* **WORK TASK**: Reproduce exactly the lines from the line containing "What's the underlying" through the last line of the listing, and no others.

* **THE INPUT**:
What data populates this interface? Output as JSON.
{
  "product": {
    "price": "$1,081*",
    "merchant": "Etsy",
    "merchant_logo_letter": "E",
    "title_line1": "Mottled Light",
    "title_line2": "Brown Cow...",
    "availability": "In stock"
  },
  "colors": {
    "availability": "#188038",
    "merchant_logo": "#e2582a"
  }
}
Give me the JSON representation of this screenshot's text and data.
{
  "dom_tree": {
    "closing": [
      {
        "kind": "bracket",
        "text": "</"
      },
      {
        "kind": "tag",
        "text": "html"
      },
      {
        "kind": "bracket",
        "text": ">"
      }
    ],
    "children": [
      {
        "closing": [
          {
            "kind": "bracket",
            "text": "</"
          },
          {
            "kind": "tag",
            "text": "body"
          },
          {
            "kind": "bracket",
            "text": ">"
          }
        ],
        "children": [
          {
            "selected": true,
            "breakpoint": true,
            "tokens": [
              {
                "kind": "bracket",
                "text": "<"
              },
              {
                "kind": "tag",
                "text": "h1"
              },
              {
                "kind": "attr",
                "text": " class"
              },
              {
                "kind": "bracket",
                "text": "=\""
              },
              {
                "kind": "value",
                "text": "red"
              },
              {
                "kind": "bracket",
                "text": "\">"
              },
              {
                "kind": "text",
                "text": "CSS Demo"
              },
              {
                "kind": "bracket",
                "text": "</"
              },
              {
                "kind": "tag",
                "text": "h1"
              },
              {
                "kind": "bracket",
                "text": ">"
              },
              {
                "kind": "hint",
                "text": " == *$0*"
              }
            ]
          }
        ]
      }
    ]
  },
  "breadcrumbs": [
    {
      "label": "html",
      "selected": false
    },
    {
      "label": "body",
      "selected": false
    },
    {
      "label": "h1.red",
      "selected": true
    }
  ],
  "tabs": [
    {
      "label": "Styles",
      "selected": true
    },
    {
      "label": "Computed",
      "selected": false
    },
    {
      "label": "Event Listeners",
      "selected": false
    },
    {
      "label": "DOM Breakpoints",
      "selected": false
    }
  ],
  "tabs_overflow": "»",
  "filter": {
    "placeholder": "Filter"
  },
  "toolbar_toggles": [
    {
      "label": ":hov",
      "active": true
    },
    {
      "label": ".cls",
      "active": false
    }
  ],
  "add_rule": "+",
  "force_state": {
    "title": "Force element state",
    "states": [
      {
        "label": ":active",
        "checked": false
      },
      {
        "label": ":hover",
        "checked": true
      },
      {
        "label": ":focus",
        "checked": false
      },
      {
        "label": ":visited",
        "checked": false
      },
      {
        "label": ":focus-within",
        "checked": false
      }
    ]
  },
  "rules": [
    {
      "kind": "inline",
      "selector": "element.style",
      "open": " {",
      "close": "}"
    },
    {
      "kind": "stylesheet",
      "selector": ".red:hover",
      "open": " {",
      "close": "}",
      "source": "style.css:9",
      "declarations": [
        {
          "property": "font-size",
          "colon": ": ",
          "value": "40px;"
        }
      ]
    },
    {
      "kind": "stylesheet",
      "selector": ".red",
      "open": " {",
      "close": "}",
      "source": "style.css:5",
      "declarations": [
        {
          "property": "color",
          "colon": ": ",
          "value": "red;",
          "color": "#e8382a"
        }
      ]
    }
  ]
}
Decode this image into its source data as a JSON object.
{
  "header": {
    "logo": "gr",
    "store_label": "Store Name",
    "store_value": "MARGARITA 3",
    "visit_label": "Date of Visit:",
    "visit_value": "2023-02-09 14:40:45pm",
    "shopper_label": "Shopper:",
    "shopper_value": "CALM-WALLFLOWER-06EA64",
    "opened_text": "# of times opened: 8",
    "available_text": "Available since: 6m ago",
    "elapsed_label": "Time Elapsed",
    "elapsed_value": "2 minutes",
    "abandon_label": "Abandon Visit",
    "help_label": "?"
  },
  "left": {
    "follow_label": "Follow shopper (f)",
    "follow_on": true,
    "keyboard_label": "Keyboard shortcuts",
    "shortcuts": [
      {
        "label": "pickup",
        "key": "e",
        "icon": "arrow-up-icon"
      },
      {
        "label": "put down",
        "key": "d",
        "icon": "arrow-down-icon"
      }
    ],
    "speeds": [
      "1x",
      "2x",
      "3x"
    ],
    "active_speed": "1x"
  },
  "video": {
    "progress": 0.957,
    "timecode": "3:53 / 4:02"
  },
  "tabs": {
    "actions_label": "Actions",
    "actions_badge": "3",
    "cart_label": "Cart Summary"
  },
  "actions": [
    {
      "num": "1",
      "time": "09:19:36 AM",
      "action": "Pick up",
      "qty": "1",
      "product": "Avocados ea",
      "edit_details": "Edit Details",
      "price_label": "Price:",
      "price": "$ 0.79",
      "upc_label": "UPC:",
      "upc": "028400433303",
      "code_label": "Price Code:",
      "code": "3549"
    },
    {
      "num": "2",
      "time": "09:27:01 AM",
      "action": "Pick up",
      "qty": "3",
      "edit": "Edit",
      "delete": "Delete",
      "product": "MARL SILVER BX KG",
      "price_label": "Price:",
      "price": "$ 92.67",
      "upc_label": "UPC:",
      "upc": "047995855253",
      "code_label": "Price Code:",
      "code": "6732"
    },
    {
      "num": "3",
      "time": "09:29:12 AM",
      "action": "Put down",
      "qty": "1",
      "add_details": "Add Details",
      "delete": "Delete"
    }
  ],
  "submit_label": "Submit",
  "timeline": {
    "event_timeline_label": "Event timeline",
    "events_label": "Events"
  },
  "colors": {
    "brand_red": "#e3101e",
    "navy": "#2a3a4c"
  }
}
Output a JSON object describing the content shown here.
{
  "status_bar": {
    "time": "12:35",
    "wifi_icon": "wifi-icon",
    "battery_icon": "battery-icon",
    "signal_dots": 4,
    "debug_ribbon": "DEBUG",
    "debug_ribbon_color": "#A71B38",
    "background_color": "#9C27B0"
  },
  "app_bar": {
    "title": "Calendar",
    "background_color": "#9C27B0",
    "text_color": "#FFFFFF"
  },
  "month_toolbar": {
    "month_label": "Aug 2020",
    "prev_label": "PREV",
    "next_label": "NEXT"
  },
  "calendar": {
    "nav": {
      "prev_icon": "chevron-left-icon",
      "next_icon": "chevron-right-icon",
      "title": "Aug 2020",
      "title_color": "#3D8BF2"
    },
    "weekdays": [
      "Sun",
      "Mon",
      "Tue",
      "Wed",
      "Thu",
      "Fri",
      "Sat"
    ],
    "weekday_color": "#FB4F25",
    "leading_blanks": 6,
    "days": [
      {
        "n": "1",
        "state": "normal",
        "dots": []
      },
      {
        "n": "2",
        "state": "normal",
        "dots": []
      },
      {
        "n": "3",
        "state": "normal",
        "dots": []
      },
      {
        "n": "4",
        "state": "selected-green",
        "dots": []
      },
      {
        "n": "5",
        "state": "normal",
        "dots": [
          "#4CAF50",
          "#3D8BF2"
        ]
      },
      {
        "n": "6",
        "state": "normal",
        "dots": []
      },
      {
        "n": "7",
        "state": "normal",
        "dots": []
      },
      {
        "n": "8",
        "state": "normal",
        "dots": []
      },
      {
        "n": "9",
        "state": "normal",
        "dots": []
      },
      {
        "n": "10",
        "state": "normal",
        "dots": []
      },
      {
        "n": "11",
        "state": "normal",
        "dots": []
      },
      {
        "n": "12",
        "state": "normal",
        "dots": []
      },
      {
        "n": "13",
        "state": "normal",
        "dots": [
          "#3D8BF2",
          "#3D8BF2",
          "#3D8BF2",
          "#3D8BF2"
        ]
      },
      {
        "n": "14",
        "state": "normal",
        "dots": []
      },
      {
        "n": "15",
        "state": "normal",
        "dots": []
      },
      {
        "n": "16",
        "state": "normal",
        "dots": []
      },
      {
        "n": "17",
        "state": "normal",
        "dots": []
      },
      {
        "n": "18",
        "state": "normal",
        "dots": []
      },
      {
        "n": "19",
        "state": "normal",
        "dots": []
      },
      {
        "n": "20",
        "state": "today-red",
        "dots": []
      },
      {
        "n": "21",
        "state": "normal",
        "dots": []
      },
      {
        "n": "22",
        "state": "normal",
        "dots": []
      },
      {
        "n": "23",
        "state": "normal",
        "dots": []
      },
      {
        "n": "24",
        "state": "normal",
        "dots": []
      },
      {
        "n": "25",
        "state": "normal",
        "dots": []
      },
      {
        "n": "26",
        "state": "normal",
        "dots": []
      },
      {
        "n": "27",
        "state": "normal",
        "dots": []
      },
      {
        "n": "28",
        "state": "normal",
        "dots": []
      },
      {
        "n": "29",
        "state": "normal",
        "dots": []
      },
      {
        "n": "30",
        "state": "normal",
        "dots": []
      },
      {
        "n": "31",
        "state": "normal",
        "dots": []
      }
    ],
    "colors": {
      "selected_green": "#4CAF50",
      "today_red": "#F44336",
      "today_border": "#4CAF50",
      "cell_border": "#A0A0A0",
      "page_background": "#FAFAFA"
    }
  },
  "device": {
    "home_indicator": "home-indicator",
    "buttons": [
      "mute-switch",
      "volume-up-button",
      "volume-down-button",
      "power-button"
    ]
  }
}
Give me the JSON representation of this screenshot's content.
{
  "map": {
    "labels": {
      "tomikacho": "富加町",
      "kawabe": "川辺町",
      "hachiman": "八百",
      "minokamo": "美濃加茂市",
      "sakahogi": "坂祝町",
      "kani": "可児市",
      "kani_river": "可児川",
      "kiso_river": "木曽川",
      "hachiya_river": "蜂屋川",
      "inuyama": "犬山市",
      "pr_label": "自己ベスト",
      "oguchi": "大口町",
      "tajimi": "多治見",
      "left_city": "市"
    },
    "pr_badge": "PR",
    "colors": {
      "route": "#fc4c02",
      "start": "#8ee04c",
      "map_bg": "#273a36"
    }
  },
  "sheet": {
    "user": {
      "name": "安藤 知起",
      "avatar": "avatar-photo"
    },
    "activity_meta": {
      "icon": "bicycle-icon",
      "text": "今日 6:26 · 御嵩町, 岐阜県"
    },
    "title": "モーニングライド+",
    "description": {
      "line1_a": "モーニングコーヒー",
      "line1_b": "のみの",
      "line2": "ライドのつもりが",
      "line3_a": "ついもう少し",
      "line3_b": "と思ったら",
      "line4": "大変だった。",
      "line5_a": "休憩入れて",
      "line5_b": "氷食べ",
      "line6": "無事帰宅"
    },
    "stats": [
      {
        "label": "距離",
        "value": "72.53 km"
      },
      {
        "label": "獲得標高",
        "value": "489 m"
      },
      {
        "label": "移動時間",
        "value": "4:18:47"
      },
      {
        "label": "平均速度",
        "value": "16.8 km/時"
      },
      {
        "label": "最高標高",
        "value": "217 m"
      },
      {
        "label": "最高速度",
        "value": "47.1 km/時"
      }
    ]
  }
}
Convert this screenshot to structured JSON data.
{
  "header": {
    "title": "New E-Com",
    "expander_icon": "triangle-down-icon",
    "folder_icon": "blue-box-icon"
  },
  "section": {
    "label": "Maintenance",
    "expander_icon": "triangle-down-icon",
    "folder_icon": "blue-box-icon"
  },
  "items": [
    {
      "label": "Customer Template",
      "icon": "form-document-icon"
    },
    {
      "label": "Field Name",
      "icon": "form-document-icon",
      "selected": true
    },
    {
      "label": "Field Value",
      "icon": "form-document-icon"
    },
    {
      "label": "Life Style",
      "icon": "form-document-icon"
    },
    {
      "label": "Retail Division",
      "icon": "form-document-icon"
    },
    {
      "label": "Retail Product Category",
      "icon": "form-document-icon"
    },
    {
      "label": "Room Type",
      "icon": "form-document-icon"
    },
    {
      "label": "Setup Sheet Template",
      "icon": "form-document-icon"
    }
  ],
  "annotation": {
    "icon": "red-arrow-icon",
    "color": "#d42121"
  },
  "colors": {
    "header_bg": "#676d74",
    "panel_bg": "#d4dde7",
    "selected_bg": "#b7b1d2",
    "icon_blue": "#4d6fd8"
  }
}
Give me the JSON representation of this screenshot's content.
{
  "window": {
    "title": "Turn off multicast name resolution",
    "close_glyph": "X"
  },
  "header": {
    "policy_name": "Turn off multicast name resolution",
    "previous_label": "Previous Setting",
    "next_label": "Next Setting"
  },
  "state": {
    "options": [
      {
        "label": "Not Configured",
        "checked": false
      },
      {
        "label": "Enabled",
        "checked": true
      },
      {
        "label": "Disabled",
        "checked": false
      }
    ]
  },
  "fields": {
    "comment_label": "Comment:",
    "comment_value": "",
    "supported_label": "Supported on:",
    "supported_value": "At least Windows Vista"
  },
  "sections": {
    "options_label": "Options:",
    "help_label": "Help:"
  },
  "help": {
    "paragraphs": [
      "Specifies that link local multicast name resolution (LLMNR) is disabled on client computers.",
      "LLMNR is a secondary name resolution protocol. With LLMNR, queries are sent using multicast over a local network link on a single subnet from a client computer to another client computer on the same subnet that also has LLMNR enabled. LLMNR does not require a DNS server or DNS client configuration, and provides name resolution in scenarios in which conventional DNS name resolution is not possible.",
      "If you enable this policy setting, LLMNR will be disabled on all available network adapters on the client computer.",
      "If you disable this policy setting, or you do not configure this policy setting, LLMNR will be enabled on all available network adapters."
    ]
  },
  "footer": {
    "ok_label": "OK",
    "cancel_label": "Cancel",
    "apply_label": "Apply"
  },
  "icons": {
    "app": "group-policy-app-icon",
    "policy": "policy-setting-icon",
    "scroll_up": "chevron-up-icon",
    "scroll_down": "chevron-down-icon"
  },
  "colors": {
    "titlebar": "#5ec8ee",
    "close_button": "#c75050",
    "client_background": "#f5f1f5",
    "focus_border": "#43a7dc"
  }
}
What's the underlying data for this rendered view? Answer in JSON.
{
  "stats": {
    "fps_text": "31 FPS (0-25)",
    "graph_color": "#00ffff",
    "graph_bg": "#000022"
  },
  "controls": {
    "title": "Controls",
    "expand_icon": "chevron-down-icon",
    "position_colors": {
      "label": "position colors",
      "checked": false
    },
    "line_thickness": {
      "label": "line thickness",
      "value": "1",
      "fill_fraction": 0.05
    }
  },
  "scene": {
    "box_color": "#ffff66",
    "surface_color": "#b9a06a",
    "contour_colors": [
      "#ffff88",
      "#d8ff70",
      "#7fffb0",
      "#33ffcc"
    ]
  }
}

* **ANSWER SPACE**:
What's the underlying data for this rendered view? Answer in JSON.
{
  "stats": {
    "fps_text": "31 FPS (0-25)",
    "graph_color": "#00ffff",
    "graph_bg": "#000022"
  },
  "controls": {
    "title": "Controls",
    "expand_icon": "chevron-down-icon",
    "position_colors": {
      "label": "position colors",
      "checked": false
    },
    "line_thickness": {
      "label": "line thickness",
      "value": "1",
      "fill_fraction": 0.05
    }
  },
  "scene": {
    "box_color": "#ffff66",
    "surface_color": "#b9a06a",
    "contour_colors": [
      "#ffff88",
      "#d8ff70",
      "#7fffb0",
      "#33ffcc"
    ]
  }
}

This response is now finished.